◆ Given records
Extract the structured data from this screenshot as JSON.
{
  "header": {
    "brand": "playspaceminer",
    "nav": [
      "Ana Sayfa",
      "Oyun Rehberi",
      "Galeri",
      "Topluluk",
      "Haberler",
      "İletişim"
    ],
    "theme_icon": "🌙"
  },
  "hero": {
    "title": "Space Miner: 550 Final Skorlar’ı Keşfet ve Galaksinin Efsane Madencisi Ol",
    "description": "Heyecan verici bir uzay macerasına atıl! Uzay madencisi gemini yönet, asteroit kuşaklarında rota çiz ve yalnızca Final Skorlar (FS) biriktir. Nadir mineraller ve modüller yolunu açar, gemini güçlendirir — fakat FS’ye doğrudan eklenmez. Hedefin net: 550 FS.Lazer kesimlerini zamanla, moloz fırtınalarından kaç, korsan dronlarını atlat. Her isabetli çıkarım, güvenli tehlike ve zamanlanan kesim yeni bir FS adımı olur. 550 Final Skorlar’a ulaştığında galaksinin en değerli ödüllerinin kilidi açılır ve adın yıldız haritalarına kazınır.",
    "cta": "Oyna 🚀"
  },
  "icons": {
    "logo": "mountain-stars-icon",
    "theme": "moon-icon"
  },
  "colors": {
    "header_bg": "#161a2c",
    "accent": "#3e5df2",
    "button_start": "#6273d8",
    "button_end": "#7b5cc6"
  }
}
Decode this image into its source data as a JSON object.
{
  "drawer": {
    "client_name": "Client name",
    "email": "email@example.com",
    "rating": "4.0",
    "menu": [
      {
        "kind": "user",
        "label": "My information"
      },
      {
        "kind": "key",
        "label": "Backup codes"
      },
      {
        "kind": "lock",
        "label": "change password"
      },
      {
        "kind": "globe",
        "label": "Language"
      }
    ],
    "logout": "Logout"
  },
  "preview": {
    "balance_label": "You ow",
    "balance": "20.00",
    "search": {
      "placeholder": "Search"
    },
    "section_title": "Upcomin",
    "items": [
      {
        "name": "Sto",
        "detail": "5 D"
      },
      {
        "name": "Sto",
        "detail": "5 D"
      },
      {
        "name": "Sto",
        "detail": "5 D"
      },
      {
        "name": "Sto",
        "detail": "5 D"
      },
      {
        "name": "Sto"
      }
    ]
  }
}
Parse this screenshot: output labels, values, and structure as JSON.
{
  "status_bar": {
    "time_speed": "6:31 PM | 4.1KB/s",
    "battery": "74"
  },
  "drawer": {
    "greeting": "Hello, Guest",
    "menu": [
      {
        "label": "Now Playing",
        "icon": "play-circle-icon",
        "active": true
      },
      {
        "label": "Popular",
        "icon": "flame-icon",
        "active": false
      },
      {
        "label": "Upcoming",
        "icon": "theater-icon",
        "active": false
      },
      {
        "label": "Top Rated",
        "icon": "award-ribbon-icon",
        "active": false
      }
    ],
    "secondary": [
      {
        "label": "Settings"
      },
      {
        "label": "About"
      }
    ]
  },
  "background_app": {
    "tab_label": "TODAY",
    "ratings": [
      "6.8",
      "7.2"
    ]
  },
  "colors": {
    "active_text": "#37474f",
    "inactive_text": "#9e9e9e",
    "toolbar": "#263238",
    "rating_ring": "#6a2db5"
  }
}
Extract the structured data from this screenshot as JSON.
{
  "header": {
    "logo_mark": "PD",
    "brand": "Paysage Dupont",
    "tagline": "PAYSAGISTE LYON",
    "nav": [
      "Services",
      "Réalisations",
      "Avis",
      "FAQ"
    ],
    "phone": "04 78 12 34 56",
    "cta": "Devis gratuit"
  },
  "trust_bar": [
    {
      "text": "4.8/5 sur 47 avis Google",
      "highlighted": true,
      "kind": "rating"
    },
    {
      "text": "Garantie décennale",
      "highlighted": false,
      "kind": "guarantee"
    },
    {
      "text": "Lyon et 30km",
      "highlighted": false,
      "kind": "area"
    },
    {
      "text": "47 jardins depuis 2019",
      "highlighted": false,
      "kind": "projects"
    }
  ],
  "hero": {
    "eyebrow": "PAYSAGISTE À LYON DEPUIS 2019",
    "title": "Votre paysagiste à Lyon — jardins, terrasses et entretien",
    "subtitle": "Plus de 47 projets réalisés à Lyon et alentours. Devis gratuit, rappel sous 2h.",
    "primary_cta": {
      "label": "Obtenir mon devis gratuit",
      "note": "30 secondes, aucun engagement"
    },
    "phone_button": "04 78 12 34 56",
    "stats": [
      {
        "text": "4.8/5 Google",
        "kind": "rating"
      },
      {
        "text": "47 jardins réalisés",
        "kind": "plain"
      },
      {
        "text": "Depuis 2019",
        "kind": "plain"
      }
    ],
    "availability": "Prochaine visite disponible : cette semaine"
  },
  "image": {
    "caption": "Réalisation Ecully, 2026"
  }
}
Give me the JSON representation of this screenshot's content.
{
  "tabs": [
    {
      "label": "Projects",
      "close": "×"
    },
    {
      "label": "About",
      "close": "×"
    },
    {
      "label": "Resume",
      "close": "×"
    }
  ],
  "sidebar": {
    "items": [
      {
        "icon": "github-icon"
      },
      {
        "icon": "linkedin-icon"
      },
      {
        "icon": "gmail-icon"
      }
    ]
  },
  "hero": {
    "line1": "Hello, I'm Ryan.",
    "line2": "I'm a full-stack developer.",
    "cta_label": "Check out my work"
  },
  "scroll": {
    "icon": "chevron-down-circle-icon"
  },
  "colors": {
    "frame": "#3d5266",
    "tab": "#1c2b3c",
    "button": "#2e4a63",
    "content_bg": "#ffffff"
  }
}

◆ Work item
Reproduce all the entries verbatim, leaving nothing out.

◆ Final answer
Extract the structured data from this screenshot as JSON.
{
  "header": {
    "brand": "playspaceminer",
    "nav": [
      "Ana Sayfa",
      "Oyun Rehberi",
      "Galeri",
      "Topluluk",
      "Haberler",
      "İletişim"
    ],
    "theme_icon": "🌙"
  },
  "hero": {
    "title": "Space Miner: 550 Final Skorlar’ı Keşfet ve Galaksinin Efsane Madencisi Ol",
    "description": "Heyecan verici bir uzay macerasına atıl! Uzay madencisi gemini yönet, asteroit kuşaklarında rota çiz ve yalnızca Final Skorlar (FS) biriktir. Nadir mineraller ve modüller yolunu açar, gemini güçlendirir — fakat FS’ye doğrudan eklenmez. Hedefin net: 550 FS.Lazer kesimlerini zamanla, moloz fırtınalarından kaç, korsan dronlarını atlat. Her isabetli çıkarım, güvenli tehlike ve zamanlanan kesim yeni bir FS adımı olur. 550 Final Skorlar’a ulaştığında galaksinin en değerli ödüllerinin kilidi açılır ve adın yıldız haritalarına kazınır.",
    "cta": "Oyna 🚀"
  },
  "icons": {
    "logo": "mountain-stars-icon",
    "theme": "moon-icon"
  },
  "colors": {
    "header_bg": "#161a2c",
    "accent": "#3e5df2",
    "button_start": "#6273d8",
    "button_end": "#7b5cc6"
  }
}
Decode this image into its source data as a JSON object.
{
  "drawer": {
    "client_name": "Client name",
    "email": "email@example.com",
    "rating": "4.0",
    "menu": [
      {
        "kind": "user",
        "label": "My information"
      },
      {
        "kind": "key",
        "label": "Backup codes"
      },
      {
        "kind": "lock",
        "label": "change password"
      },
      {
        "kind": "globe",
        "label": "Language"
      }
    ],
    "logout": "Logout"
  },
  "preview": {
    "balance_label": "You ow",
    "balance": "20.00",
    "search": {
      "placeholder": "Search"
    },
    "section_title": "Upcomin",
    "items": [
      {
        "name": "Sto",
        "detail": "5 D"
      },
      {
        "name": "Sto",
        "detail": "5 D"
      },
      {
        "name": "Sto",
        "detail": "5 D"
      },
      {
        "name": "Sto",
        "detail": "5 D"
      },
      {
        "name": "Sto"
      }
    ]
  }
}
Parse this screenshot: output labels, values, and structure as JSON.
{
  "status_bar": {
    "time_speed": "6:31 PM | 4.1KB/s",
    "battery": "74"
  },
  "drawer": {
    "greeting": "Hello, Guest",
    "menu": [
      {
        "label": "Now Playing",
        "icon": "play-circle-icon",
        "active": true
      },
      {
        "label": "Popular",
        "icon": "flame-icon",
        "active": false
      },
      {
        "label": "Upcoming",
        "icon": "theater-icon",
        "active": false
      },
      {
        "label": "Top Rated",
        "icon": "award-ribbon-icon",
        "active": false
      }
    ],
    "secondary": [
      {
        "label": "Settings"
      },
      {
        "label": "About"
      }
    ]
  },
  "background_app": {
    "tab_label": "TODAY",
    "ratings": [
      "6.8",
      "7.2"
    ]
  },
  "colors": {
    "active_text": "#37474f",
    "inactive_text": "#9e9e9e",
    "toolbar": "#263238",
    "rating_ring": "#6a2db5"
  }
}
Extract the structured data from this screenshot as JSON.
{
  "header": {
    "logo_mark": "PD",
    "brand": "Paysage Dupont",
    "tagline": "PAYSAGISTE LYON",
    "nav": [
      "Services",
      "Réalisations",
      "Avis",
      "FAQ"
    ],
    "phone": "04 78 12 34 56",
    "cta": "Devis gratuit"
  },
  "trust_bar": [
    {
      "text": "4.8/5 sur 47 avis Google",
      "highlighted": true,
      "kind": "rating"
    },
    {
      "text": "Garantie décennale",
      "highlighted": false,
      "kind": "guarantee"
    },
    {
      "text": "Lyon et 30km",
      "highlighted": false,
      "kind": "area"
    },
    {
      "text": "47 jardins depuis 2019",
      "highlighted": false,
      "kind": "projects"
    }
  ],
  "hero": {
    "eyebrow": "PAYSAGISTE À LYON DEPUIS 2019",
    "title": "Votre paysagiste à Lyon — jardins, terrasses et entretien",
    "subtitle": "Plus de 47 projets réalisés à Lyon et alentours. Devis gratuit, rappel sous 2h.",
    "primary_cta": {
      "label": "Obtenir mon devis gratuit",
      "note": "30 secondes, aucun engagement"
    },
    "phone_button": "04 78 12 34 56",
    "stats": [
      {
        "text": "4.8/5 Google",
        "kind": "rating"
      },
      {
        "text": "47 jardins réalisés",
        "kind": "plain"
      },
      {
        "text": "Depuis 2019",
        "kind": "plain"
      }
    ],
    "availability": "Prochaine visite disponible : cette semaine"
  },
  "image": {
    "caption": "Réalisation Ecully, 2026"
  }
}
Give me the JSON representation of this screenshot's content.
{
  "tabs": [
    {
      "label": "Projects",
      "close": "×"
    },
    {
      "label": "About",
      "close": "×"
    },
    {
      "label": "Resume",
      "close": "×"
    }
  ],
  "sidebar": {
    "items": [
      {
        "icon": "github-icon"
      },
      {
        "icon": "linkedin-icon"
      },
      {
        "icon": "gmail-icon"
      }
    ]
  },
  "hero": {
    "line1": "Hello, I'm Ryan.",
    "line2": "I'm a full-stack developer.",
    "cta_label": "Check out my work"
  },
  "scroll": {
    "icon": "chevron-down-circle-icon"
  },
  "colors": {
    "frame": "#3d5266",
    "tab": "#1c2b3c",
    "button": "#2e4a63",
    "content_bg": "#ffffff"
  }
}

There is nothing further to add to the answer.